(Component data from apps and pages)
____________

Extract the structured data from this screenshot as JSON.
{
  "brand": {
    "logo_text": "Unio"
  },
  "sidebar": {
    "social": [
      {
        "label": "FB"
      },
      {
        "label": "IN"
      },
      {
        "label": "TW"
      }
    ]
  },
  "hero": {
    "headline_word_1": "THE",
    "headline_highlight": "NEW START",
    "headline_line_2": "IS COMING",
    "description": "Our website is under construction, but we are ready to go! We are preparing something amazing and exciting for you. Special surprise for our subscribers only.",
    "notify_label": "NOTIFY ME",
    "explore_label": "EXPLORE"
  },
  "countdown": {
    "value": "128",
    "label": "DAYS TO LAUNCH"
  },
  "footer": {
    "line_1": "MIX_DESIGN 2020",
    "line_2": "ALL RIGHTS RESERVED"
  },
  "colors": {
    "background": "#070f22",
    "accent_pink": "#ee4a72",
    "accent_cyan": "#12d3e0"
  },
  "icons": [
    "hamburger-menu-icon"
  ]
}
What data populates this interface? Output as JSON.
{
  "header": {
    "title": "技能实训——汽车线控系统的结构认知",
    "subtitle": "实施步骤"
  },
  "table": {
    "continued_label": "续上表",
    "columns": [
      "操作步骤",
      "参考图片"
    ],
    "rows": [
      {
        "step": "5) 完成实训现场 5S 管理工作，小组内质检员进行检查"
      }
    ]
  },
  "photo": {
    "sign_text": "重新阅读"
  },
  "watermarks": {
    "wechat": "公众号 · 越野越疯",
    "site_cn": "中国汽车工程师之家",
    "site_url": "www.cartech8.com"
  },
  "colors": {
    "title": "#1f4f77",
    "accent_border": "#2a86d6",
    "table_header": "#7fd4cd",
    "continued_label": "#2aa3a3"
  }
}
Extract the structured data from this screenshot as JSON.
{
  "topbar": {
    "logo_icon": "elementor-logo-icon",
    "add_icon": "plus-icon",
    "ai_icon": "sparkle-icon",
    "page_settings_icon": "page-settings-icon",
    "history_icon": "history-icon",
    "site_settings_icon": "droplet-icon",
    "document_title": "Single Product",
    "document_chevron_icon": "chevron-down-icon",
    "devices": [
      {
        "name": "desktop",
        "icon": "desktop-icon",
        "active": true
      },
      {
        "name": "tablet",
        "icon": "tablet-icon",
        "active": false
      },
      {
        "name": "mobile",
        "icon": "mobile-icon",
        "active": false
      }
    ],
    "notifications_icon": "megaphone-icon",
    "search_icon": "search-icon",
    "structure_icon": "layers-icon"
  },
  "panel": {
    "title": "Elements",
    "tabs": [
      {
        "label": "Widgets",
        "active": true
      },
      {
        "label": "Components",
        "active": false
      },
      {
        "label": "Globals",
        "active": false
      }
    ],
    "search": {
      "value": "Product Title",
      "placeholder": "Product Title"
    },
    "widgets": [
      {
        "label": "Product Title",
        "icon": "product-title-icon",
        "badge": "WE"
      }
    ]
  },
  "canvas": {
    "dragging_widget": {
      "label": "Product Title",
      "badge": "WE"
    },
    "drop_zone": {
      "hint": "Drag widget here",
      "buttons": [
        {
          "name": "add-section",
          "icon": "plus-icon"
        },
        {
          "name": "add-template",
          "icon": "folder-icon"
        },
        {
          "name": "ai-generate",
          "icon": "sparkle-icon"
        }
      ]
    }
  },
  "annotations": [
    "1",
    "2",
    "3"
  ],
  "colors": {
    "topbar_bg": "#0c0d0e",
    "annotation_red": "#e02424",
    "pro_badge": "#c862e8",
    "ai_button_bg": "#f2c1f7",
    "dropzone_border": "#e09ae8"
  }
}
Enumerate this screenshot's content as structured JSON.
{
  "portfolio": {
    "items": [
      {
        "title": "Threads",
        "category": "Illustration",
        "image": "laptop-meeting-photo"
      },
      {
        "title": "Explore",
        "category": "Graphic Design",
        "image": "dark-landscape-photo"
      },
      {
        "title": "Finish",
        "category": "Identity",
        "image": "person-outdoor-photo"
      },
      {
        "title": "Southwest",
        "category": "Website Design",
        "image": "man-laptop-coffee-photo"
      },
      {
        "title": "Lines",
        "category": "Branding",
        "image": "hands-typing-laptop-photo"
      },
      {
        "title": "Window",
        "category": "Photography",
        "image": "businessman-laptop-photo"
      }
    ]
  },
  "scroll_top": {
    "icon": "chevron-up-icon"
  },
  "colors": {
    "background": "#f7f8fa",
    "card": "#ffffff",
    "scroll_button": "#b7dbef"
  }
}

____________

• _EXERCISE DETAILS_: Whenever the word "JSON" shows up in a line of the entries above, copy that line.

• _PROBLEM SOLUTION_:
Extract the structured data from this screenshot as JSON.
What data populates this interface? Output as JSON.
Extract the structured data from this screenshot as JSON.
Enumerate this screenshot's content as structured JSON.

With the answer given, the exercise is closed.